Who might enjoy it: Readers who expect their heroes and heroines to act like adults

Who might not enjoy it: Sticklers for safe sex

The Man She Loves To Hate by Kelly Hunter - Australian editionThe Man She Loves To Hate by Kelly Hunter - UK editionThe Man She Loves To Hate by Kelly Hunter - US edition

Title: The Man She Loves To Hate (excerpt)
Author: Kelly Hunter
Publisher: Mills & Boon
Australia (Sexy): 9781742907444 (5/2011)
UK (Riva): 9780263883732 (4/2011)
US (Presents): 9780373881918 (8/2011)

AUSTRALIA: Booktopia | Booku | Fishpond | Mills & Boon | Romance Direct | Other
WORLDWIDE: Amazon UK | Amazon US | Book Depository | eHarlequin | Library

13 comments

  1. helene says:

    I love Kelly Hunter’s stories. Her heros and heroines are really predictable, her dialogue sizzles and the depth of emotion she weaves into the stories is wonderful – especially in such short books! I’d love to see her in single title length exploring all the possibilities of the secondary characters.

  2. Kat says:

    Kelly — Oops! I fixed the link. It’s Melina Marchetta, and that bit I quoted from your book reminded me of On The Jellicoe Road. And I should be thanking you for the run of lovely books I’ve read in the past month. :D

  3. Kelly Hunter says:

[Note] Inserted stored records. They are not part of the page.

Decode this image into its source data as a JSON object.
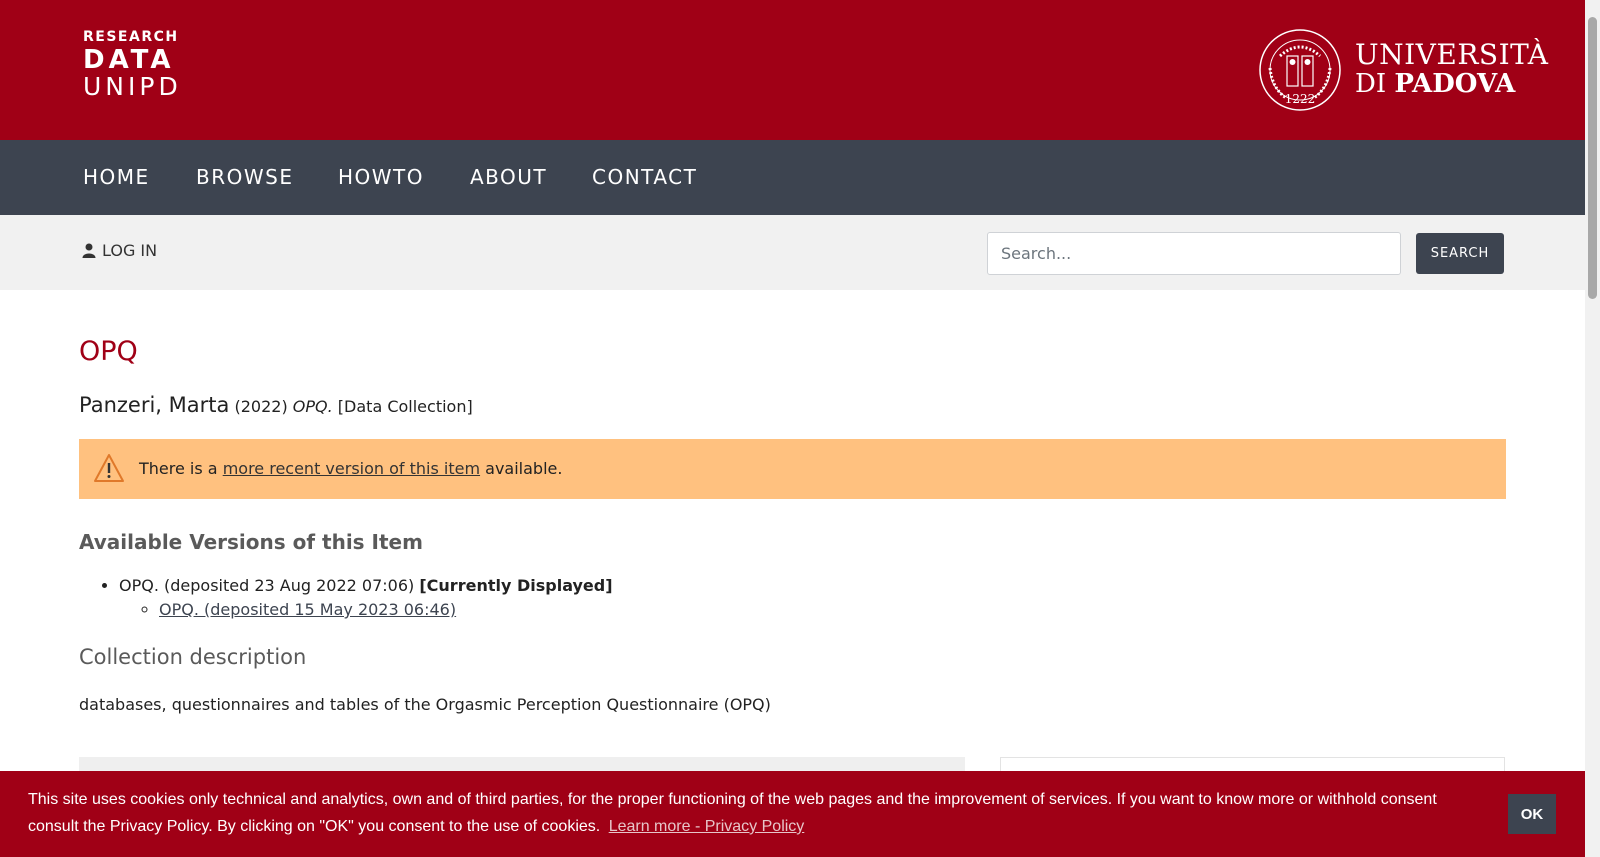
{
  "header": {
    "logo_research": "RESEARCH",
    "logo_data": "DATA",
    "logo_unipd": "UNIPD",
    "university_line1": "UNIVERSITÀ",
    "university_di": "DI",
    "university_padova": "PADOVA",
    "seal_year": "1222"
  },
  "nav": {
    "items": [
      {
        "label": "HOME"
      },
      {
        "label": "BROWSE"
      },
      {
        "label": "HOWTO"
      },
      {
        "label": "ABOUT"
      },
      {
        "label": "CONTACT"
      }
    ]
  },
  "subbar": {
    "login_label": "LOG IN",
    "search_placeholder": "Search...",
    "search_button": "SEARCH"
  },
  "item": {
    "title": "OPQ",
    "author": "Panzeri, Marta",
    "year": "(2022)",
    "citation_title": "OPQ.",
    "type": "[Data Collection]"
  },
  "alert": {
    "prefix": "There is a",
    "link": "more recent version of this item",
    "suffix": "available."
  },
  "versions": {
    "heading": "Available Versions of this Item",
    "current_text": "OPQ. (deposited 23 Aug 2022 07:06)",
    "current_tag": "[Currently Displayed]",
    "newer_link": "OPQ. (deposited 15 May 2023 06:46)"
  },
  "collection": {
    "heading": "Collection description",
    "description": "databases, questionnaires and tables of the Orgasmic Perception Questionnaire (OPQ)"
  },
  "cookie": {
    "text": "This site uses cookies only technical and analytics, own and of third parties, for the proper functioning of the web pages and the improvement of services. If you want to know more or withhold consent consult the Privacy Policy. By clicking on \"OK\" you consent to the use of cookies.",
    "link": "Learn more - Privacy Policy",
    "ok_label": "OK"
  },
  "colors": {
    "brand_red": "#a00016",
    "nav_dark": "#3d4450",
    "alert_orange": "#ffc17f"
  }
}
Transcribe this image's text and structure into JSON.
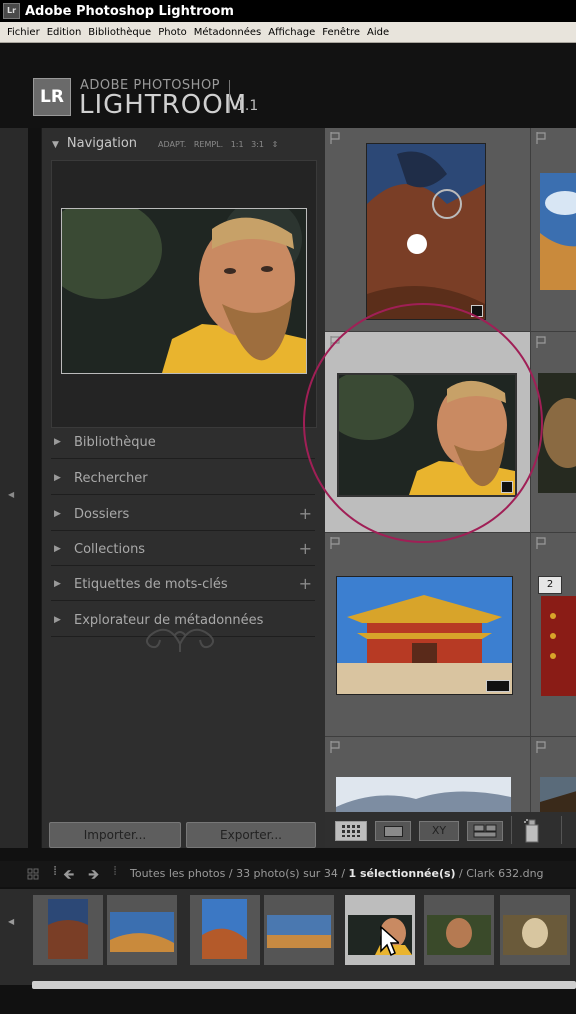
{
  "window": {
    "app_icon": "Lr",
    "title": "Adobe Photoshop Lightroom"
  },
  "menu": [
    "Fichier",
    "Edition",
    "Bibliothèque",
    "Photo",
    "Métadonnées",
    "Affichage",
    "Fenêtre",
    "Aide"
  ],
  "identity": {
    "logo": "LR",
    "line1": "ADOBE PHOTOSHOP",
    "line2": "LIGHTROOM",
    "version": "1.1"
  },
  "navigator": {
    "title": "Navigation",
    "options": [
      "ADAPT.",
      "REMPL.",
      "1:1",
      "3:1"
    ]
  },
  "sections": [
    {
      "label": "Bibliothèque",
      "plus": ""
    },
    {
      "label": "Rechercher",
      "plus": ""
    },
    {
      "label": "Dossiers",
      "plus": "+"
    },
    {
      "label": "Collections",
      "plus": "+"
    },
    {
      "label": "Etiquettes de mots-clés",
      "plus": "+"
    },
    {
      "label": "Explorateur de métadonnées",
      "plus": ""
    }
  ],
  "buttons": {
    "import": "Importer...",
    "export": "Exporter..."
  },
  "grid": {
    "badge_number": "2"
  },
  "toolbar": {
    "compare_label": "XY"
  },
  "filmstrip": {
    "path": "Toutes les photos / 33 photo(s) sur 34 / ",
    "selected": "1 sélectionnée(s)",
    "file": " / Clark 632.dng"
  },
  "colors": {
    "highlight_circle": "#a01f56",
    "selection_bg": "#bdbdbd"
  }
}
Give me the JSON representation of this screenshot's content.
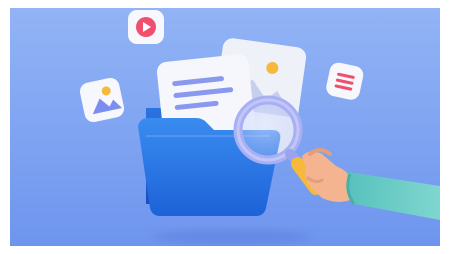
{
  "scene": {
    "description_free": true,
    "objects": [
      {
        "name": "blue-folder",
        "kind": "folder"
      },
      {
        "name": "document-with-lines",
        "kind": "document"
      },
      {
        "name": "image-file-card",
        "kind": "image-file"
      },
      {
        "name": "magnifying-glass",
        "kind": "search-tool"
      },
      {
        "name": "hand",
        "kind": "hand"
      }
    ],
    "floating_icons": [
      {
        "name": "video-play-icon",
        "color": "#f0506e"
      },
      {
        "name": "image-gallery-icon",
        "color": "#7b8df0"
      },
      {
        "name": "text-lines-icon",
        "color": "#f0506e"
      }
    ]
  },
  "colors": {
    "background_top": "#8fb2f4",
    "background_bottom": "#6f97ef",
    "folder_front": "#2d7ee8",
    "folder_back": "#1f5fd2",
    "paper": "#f4f6fb",
    "doc_lines": "#8a99ef",
    "magnifier_ring": "#a9b1f4",
    "handle": "#f6b93b",
    "sleeve": "#5fc7c0",
    "skin": "#f3b48f",
    "accent_red": "#f0506e"
  }
}
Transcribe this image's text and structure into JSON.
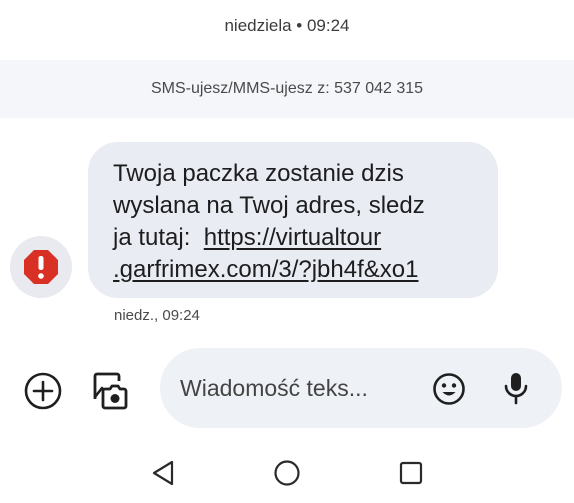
{
  "header": {
    "date_time": "niedziela • 09:24"
  },
  "banner": {
    "text": "SMS-ujesz/MMS-ujesz z: 537 042 315"
  },
  "message": {
    "line1": "Twoja paczka zostanie dzis",
    "line2": "wyslana na Twoj adres, sledz",
    "line3_prefix": "ja tutaj:  ",
    "link_part1": "https://virtualtour",
    "link_part2": ".garfrimex.com/3/?jbh4f&xo1",
    "timestamp": "niedz., 09:24",
    "sender_icon": "alert-octagon-icon",
    "sender_icon_color": "#d93025"
  },
  "composer": {
    "placeholder": "Wiadomość teks...",
    "value": "",
    "attach_icon": "add-circle-icon",
    "gallery_icon": "photo-camera-icon",
    "emoji_icon": "emoji-icon",
    "mic_icon": "microphone-icon"
  },
  "nav": {
    "back_icon": "back-triangle-icon",
    "home_icon": "home-circle-icon",
    "recents_icon": "recents-square-icon"
  }
}
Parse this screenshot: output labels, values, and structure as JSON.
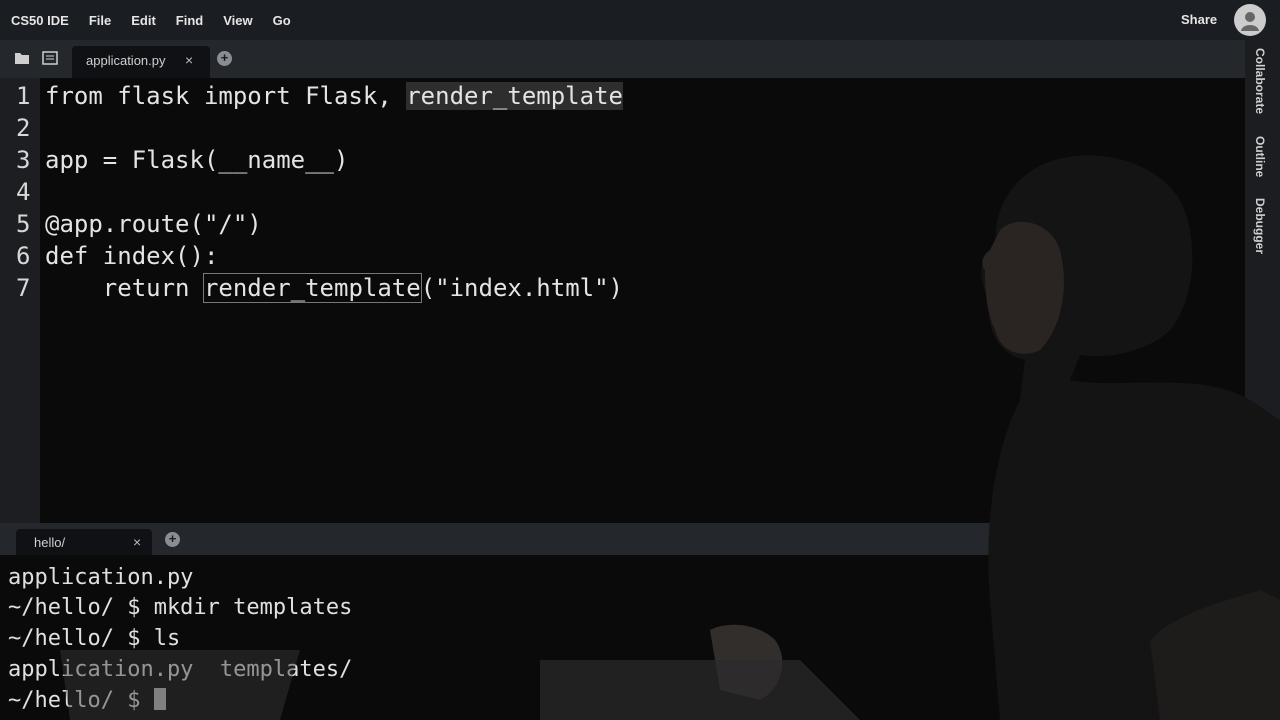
{
  "menubar": {
    "brand": "CS50 IDE",
    "items": [
      "File",
      "Edit",
      "Find",
      "View",
      "Go"
    ],
    "share": "Share"
  },
  "right_panel": {
    "tabs": [
      "Collaborate",
      "Outline",
      "Debugger"
    ]
  },
  "editor": {
    "tab_label": "application.py",
    "close_glyph": "×",
    "add_glyph": "+",
    "lines": [
      {
        "n": "1",
        "text": "from flask import Flask, "
      },
      {
        "n": "2",
        "text": ""
      },
      {
        "n": "3",
        "text": "app = Flask(__name__)"
      },
      {
        "n": "4",
        "text": ""
      },
      {
        "n": "5",
        "text": "@app.route(\"/\")"
      },
      {
        "n": "6",
        "text": "def index():"
      },
      {
        "n": "7",
        "text": "    return "
      }
    ],
    "line1_highlight": "render_template",
    "line7_call": "render_template",
    "line7_arg": "(\"index.html\")"
  },
  "terminal": {
    "tab_label": "hello/",
    "close_glyph": "×",
    "add_glyph": "+",
    "lines": [
      "application.py",
      "~/hello/ $ mkdir templates",
      "~/hello/ $ ls",
      "application.py  templates/",
      "~/hello/ $ "
    ]
  },
  "icons": {
    "folder": "folder-icon",
    "list": "file-list-icon",
    "avatar": "user-avatar-icon"
  }
}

    I’ve not read Melina Marchetta, but I read a review of The Piper’s Boy and popped it on the to-buy list. I’ve been waiting for it to come out in paperback. Is that a good place to start?

  4. Jen says:

    Loving all your Hunter reviews, Kat. She is my favourite category author, hands down. Her characters are never asinine idiots—to be blunt—which is so refreshing! Was so starry-eyed at ARRC when I spoke to her.

    And I initially didn’t like the Riva design but it’s really grown on me—the cover stock and print finish is very sleek and seductive. ;)

  5. Kat says:

    Kelly — It’s the most adult of her books, I think. I loved it. But the bit I quoted from your book reminded me of On The Jellicoe Road, which many would probably consider her best work so far.

    Jen — Thanks, Jen. It’s just as well I hadn’t read her work before ARRC because I’m a totally dork when talking to author crushes. I like some of the Riva designs, but there’s another Hunter book (review to be posted soon) where the cover had nothing to do with the story at all.

What do you think?